Service Pack 3 included security enhancements over and above those of SP2, including APIs allowing developers to enable Data Execution Prevention for their code, independent of system-wide compatibility enforcement settings, the Security Support Provider Interface, improvements to WPA2 security, and an updated version of the Microsoft Enhanced Cryptographic Provider Module that is FIPS 140-2 certified.
In addition, SP3 contains updates to the operating system components of Windows XP Media Center Edition (MCE) and Windows XP Tablet PC Edition, and security updates for .NET Framework version 1.0, which is included in these editions. However, it does not include update rollups for the Windows Media Center application in Windows XP MCE 2005. SP3 also omits security updates for Windows Media Player 10, although the player is included in Windows XP MCE 2005. The Address Bar DeskBand on the Taskbar is no longer included because of antitrust violation concerns.
Several Windows XP components are upgradable to the latest versions, which include new versions introduced in later versions of Windows, and other major Microsoft applications are available. These latest versions for Windows XP include:
On April 14, 2009, Windows XP exited mainstream support and entered the extended support phase; Microsoft continued to provide security updates every month for Windows XP, however, free technical support, warranty claims, and design changes were no longer being offered. Extended support ended on April 8, 2014, over 12 years after the release of Windows XP; normally Microsoft products have a support life cycle of only 10 years. Beyond the final security updates released on April 8, no more security patches or support information are provided for XP free-of-charge; "critical patches" will still be created, and made available only to customers subscribing to a paid "Custom Support" plan. As it is a Windows component, all versions of Internet Explorer for Windows XP also became unsupported.
Furthermore, at least 49% of all computers in China still ran XP at the beginning of 2014. These holdouts were influenced by several factors; prices of genuine copies of later versions of Windows in the country are high, while Ni Guangnan of the Chinese Academy of Sciences warned that Windows 8 could allegedly expose users to surveillance by the United States government, and the Chinese government banned the purchase of Windows 8 products for government use in May 2014 in protest of Microsoft's inability to provide "guaranteed" support. The government also had concerns that the impending end of support could affect their anti-piracy initiatives with Microsoft, as users would simply pirate newer versions rather than purchasing them legally. As such, government officials formally requested that Microsoft extend the support period for XP for these reasons. While Microsoft did not comply with their requests, a number of major Chinese software developers, such as Lenovo, Kingsoft and Tencent, will provide free support and resources for Chinese users migrating from XP. Several governments, in particular those of the Netherlands and the United Kingdom, elected to negotiate "Custom Support" plans with Microsoft for their continued, internal use of Windows XP; the British government's deal lasted for a year, and also covered support for Office 2003 (which reached end-of-life the same day) and cost £5.5 million.
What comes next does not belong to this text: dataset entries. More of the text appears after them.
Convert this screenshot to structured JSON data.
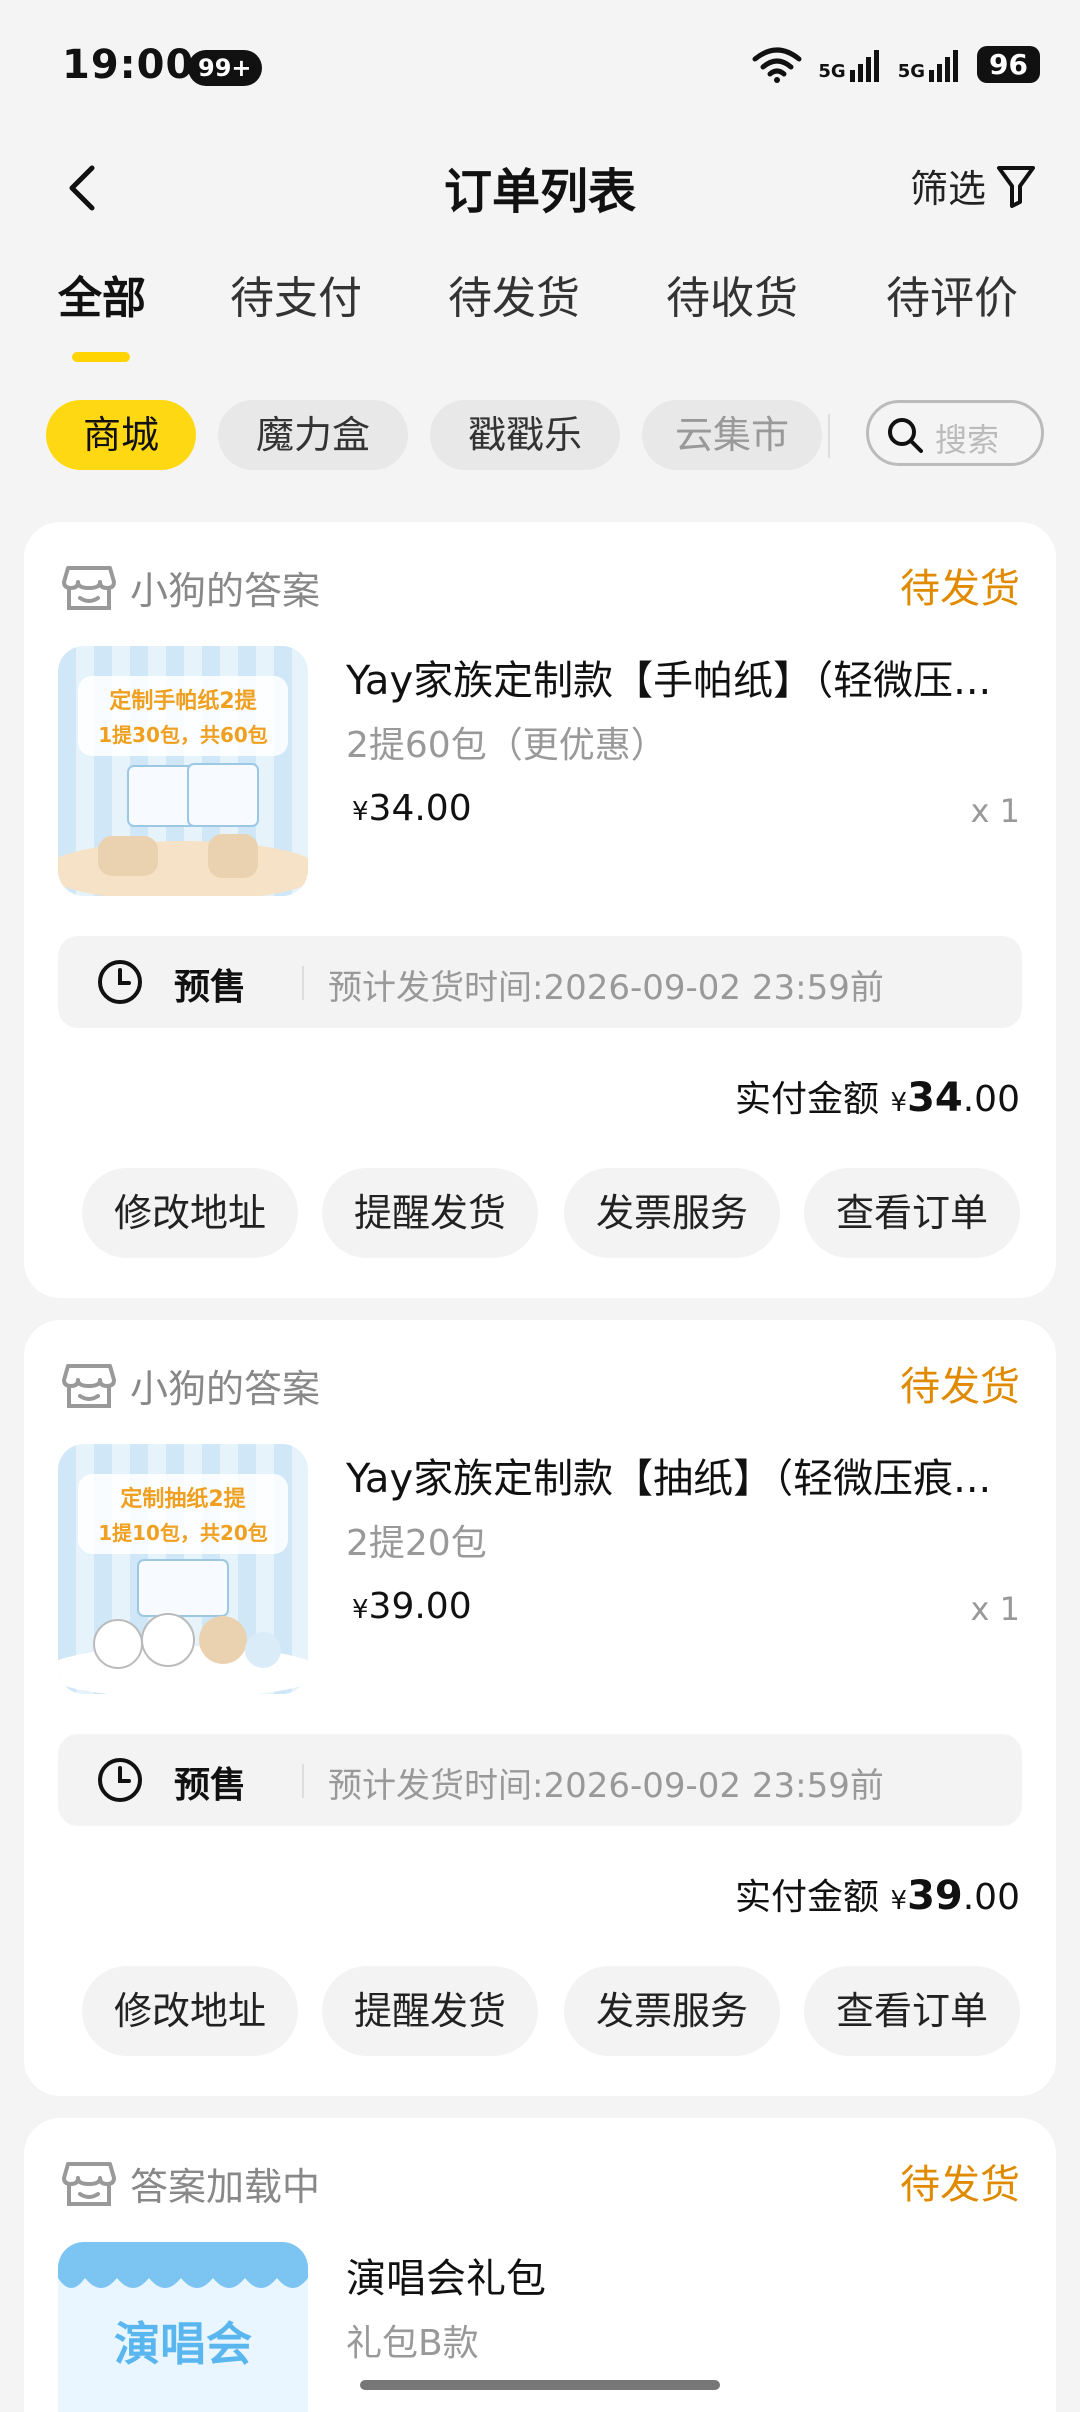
{
  "status_bar": {
    "time": "19:00",
    "notification_badge": "99+",
    "network_1": "5G",
    "network_2": "5G",
    "battery": "96"
  },
  "header": {
    "title": "订单列表",
    "filter_label": "筛选"
  },
  "tabs": [
    {
      "label": "全部",
      "active": true
    },
    {
      "label": "待支付"
    },
    {
      "label": "待发货"
    },
    {
      "label": "待收货"
    },
    {
      "label": "待评价"
    }
  ],
  "chips": [
    {
      "label": "商城",
      "active": true
    },
    {
      "label": "魔力盒"
    },
    {
      "label": "戳戳乐"
    },
    {
      "label": "云集市"
    }
  ],
  "search": {
    "placeholder": "搜索"
  },
  "colors": {
    "accent": "#ffd814",
    "status": "#e08a00"
  },
  "orders": [
    {
      "shop": "小狗的答案",
      "status": "待发货",
      "thumb_title": "定制手帕纸2提",
      "thumb_sub": "1提30包，共60包",
      "title": "Yay家族定制款【手帕纸】（轻微压...",
      "spec": "2提60包（更优惠）",
      "currency": "¥",
      "price": "34.00",
      "qty": "x 1",
      "presale_label": "预售",
      "presale_time": "预计发货时间:2026-09-02 23:59前",
      "paid_label": "实付金额",
      "paid_currency": "¥",
      "paid_int": "34",
      "paid_dec": ".00",
      "actions": [
        "修改地址",
        "提醒发货",
        "发票服务",
        "查看订单"
      ]
    },
    {
      "shop": "小狗的答案",
      "status": "待发货",
      "thumb_title": "定制抽纸2提",
      "thumb_sub": "1提10包，共20包",
      "title": "Yay家族定制款【抽纸】（轻微压痕...",
      "spec": "2提20包",
      "currency": "¥",
      "price": "39.00",
      "qty": "x 1",
      "presale_label": "预售",
      "presale_time": "预计发货时间:2026-09-02 23:59前",
      "paid_label": "实付金额",
      "paid_currency": "¥",
      "paid_int": "39",
      "paid_dec": ".00",
      "actions": [
        "修改地址",
        "提醒发货",
        "发票服务",
        "查看订单"
      ]
    },
    {
      "shop": "答案加载中",
      "status": "待发货",
      "thumb_title": "演唱会",
      "title": "演唱会礼包",
      "spec": "礼包B款"
    }
  ]
}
On March 8, 2014, Microsoft deployed an update for XP that, on the 8th of each month, displays a pop-up notification to remind users about the end of support; however, these notifications may be disabled by the user. Microsoft also partnered with Laplink to provide a special "express" version of its PCmover software to help users migrate files and settings from XP to a computer with a newer version of Windows. 2b1af7f3a8